───── TASK INPUT ─────

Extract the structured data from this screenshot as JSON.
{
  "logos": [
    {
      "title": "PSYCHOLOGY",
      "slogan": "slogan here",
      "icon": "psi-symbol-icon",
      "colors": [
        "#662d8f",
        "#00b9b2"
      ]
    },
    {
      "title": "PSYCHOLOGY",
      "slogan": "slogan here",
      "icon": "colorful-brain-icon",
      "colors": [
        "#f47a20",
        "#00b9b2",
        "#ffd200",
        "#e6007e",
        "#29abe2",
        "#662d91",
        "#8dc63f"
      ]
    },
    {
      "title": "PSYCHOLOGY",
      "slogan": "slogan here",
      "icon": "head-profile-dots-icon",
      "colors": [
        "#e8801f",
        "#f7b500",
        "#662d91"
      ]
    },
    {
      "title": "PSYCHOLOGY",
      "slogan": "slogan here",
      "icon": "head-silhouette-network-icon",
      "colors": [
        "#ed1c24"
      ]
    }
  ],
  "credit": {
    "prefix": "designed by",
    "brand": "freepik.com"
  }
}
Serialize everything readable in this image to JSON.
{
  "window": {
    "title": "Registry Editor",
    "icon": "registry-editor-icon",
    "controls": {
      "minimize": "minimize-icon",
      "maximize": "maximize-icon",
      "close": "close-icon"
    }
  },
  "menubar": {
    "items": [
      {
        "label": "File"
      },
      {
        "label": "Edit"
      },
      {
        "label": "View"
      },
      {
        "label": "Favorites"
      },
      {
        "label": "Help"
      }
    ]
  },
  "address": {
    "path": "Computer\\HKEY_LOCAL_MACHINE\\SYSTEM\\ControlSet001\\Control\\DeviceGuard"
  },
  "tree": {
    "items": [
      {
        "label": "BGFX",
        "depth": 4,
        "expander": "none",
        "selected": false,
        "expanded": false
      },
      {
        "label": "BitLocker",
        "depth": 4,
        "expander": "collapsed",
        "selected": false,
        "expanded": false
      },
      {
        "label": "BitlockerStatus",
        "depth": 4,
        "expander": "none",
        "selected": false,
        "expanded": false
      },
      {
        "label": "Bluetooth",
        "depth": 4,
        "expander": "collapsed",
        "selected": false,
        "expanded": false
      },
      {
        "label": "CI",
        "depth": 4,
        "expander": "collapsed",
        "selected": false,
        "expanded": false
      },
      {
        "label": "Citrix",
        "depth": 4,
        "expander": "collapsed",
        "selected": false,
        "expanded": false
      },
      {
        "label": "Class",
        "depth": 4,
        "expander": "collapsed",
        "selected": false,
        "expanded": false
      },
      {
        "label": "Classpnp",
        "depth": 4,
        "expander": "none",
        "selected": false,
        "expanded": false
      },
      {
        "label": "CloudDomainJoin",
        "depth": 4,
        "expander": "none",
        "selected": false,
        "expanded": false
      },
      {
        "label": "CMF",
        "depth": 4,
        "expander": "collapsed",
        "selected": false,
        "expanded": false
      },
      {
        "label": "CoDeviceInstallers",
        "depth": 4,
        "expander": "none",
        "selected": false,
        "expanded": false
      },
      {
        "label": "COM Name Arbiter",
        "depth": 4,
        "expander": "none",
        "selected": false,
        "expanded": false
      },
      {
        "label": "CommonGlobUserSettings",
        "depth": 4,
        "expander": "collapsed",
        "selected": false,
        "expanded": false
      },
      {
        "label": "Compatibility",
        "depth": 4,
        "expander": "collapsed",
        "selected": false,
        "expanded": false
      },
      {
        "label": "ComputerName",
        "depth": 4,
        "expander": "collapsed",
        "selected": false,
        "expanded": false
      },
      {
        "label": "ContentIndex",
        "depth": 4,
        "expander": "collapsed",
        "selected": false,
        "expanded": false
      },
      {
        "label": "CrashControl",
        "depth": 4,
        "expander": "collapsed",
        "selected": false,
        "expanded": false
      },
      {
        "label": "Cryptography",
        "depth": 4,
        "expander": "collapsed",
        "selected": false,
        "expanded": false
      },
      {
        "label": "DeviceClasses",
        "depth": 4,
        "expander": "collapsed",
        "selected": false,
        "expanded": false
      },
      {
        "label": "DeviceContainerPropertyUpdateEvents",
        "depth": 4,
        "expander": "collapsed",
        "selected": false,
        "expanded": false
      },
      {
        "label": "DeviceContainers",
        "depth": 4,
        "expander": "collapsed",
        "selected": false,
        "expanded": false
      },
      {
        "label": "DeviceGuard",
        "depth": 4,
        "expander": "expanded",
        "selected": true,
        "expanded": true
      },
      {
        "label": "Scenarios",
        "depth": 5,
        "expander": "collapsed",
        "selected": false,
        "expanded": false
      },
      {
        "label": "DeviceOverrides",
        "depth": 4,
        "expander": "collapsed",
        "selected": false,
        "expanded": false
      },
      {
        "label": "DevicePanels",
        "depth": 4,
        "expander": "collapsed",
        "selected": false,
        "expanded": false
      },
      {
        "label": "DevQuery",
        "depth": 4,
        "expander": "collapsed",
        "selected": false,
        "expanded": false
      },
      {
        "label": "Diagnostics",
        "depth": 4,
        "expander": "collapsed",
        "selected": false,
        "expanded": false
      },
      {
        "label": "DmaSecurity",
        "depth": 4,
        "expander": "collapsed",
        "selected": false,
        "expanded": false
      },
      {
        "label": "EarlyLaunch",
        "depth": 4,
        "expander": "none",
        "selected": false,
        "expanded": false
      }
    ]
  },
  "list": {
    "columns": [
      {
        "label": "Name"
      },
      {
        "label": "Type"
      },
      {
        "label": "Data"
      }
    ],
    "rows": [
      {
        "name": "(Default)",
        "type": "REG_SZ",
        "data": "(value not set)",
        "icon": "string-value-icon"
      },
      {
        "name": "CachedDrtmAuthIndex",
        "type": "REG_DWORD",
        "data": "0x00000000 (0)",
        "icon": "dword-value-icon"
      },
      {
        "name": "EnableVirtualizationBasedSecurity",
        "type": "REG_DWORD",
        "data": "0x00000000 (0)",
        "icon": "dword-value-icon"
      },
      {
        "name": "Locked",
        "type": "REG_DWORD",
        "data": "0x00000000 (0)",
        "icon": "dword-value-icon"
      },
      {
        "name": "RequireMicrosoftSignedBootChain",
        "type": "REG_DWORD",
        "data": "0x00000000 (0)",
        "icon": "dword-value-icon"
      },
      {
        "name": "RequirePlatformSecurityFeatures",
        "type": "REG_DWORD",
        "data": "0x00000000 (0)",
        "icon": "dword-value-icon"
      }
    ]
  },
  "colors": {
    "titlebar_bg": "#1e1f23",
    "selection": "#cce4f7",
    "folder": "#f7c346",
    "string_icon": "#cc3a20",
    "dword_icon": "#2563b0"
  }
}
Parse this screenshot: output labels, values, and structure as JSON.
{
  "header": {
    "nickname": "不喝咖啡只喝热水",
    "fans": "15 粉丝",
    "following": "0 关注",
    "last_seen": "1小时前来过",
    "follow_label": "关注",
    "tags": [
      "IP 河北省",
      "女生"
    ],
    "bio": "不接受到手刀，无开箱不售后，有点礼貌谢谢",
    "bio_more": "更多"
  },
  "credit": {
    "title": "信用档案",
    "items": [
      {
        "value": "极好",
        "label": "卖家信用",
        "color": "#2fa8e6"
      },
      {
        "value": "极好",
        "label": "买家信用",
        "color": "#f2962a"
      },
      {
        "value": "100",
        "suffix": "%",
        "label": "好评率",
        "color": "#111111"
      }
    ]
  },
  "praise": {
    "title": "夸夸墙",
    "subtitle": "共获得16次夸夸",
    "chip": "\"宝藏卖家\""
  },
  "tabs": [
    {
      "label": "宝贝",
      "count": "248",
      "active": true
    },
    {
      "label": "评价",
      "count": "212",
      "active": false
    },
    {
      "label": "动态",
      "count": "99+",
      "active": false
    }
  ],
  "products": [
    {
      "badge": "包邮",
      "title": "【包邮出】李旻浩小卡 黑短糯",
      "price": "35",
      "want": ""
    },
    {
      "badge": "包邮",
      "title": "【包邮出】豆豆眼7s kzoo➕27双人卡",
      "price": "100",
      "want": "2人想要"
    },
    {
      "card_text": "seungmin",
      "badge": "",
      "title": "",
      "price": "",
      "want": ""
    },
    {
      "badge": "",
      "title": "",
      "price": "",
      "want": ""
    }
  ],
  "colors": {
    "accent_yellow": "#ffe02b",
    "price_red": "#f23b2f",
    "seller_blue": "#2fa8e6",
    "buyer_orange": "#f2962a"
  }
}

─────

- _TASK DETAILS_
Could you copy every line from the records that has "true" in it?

- _PROBLEM SOLUTION_
        "selected": true,
        "expanded": true
      "active": true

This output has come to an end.